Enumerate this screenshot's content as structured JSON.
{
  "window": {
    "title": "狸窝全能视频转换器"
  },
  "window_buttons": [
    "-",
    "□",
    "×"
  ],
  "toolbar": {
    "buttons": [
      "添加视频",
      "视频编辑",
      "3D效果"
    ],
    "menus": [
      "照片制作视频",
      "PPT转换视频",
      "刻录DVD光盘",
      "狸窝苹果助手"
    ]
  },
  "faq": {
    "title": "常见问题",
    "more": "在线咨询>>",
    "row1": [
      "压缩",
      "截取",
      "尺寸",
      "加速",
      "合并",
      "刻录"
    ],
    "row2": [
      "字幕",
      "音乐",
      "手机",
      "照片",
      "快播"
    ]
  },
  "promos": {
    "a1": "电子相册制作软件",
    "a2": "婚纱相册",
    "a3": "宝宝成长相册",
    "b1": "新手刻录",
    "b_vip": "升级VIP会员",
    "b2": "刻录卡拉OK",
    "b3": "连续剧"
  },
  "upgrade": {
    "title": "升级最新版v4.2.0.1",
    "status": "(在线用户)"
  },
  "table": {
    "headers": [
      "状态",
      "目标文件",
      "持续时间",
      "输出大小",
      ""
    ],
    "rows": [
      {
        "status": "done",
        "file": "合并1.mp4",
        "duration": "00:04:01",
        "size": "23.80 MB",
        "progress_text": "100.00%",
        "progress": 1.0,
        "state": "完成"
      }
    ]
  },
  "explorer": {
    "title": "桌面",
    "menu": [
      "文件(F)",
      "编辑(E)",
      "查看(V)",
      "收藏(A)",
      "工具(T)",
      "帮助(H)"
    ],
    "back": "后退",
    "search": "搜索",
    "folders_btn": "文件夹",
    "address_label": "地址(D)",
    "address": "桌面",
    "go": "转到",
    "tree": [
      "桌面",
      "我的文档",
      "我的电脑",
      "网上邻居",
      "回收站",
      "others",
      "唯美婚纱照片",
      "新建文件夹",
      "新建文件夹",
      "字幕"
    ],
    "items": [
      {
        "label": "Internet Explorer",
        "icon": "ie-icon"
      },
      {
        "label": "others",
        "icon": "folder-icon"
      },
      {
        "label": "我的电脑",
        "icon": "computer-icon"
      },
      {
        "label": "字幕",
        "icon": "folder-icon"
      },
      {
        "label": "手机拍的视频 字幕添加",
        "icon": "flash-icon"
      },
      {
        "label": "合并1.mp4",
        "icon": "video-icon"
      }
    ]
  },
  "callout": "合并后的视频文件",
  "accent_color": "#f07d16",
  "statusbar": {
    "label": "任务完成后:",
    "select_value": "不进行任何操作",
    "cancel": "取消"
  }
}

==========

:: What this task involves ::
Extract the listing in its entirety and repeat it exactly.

:: Solved exercise ::
Enumerate this screenshot's content as structured JSON.
{
  "window": {
    "title": "狸窝全能视频转换器"
  },
  "window_buttons": [
    "-",
    "□",
    "×"
  ],
  "toolbar": {
    "buttons": [
      "添加视频",
      "视频编辑",
      "3D效果"
    ],
    "menus": [
      "照片制作视频",
      "PPT转换视频",
      "刻录DVD光盘",
      "狸窝苹果助手"
    ]
  },
  "faq": {
    "title": "常见问题",
    "more": "在线咨询>>",
    "row1": [
      "压缩",
      "截取",
      "尺寸",
      "加速",
      "合并",
      "刻录"
    ],
    "row2": [
      "字幕",
      "音乐",
      "手机",
      "照片",
      "快播"
    ]
  },
  "promos": {
    "a1": "电子相册制作软件",
    "a2": "婚纱相册",
    "a3": "宝宝成长相册",
    "b1": "新手刻录",
    "b_vip": "升级VIP会员",
    "b2": "刻录卡拉OK",
    "b3": "连续剧"
  },
  "upgrade": {
    "title": "升级最新版v4.2.0.1",
    "status": "(在线用户)"
  },
  "table": {
    "headers": [
      "状态",
      "目标文件",
      "持续时间",
      "输出大小",
      ""
    ],
    "rows": [
      {
        "status": "done",
        "file": "合并1.mp4",
        "duration": "00:04:01",
        "size": "23.80 MB",
        "progress_text": "100.00%",
        "progress": 1.0,
        "state": "完成"
      }
    ]
  },
  "explorer": {
    "title": "桌面",
    "menu": [
      "文件(F)",
      "编辑(E)",
      "查看(V)",
      "收藏(A)",
      "工具(T)",
      "帮助(H)"
    ],
    "back": "后退",
    "search": "搜索",
    "folders_btn": "文件夹",
    "address_label": "地址(D)",
    "address": "桌面",
    "go": "转到",
    "tree": [
      "桌面",
      "我的文档",
      "我的电脑",
      "网上邻居",
      "回收站",
      "others",
      "唯美婚纱照片",
      "新建文件夹",
      "新建文件夹",
      "字幕"
    ],
    "items": [
      {
        "label": "Internet Explorer",
        "icon": "ie-icon"
      },
      {
        "label": "others",
        "icon": "folder-icon"
      },
      {
        "label": "我的电脑",
        "icon": "computer-icon"
      },
      {
        "label": "字幕",
        "icon": "folder-icon"
      },
      {
        "label": "手机拍的视频 字幕添加",
        "icon": "flash-icon"
      },
      {
        "label": "合并1.mp4",
        "icon": "video-icon"
      }
    ]
  },
  "callout": "合并后的视频文件",
  "accent_color": "#f07d16",
  "statusbar": {
    "label": "任务完成后:",
    "select_value": "不进行任何操作",
    "cancel": "取消"
  }
}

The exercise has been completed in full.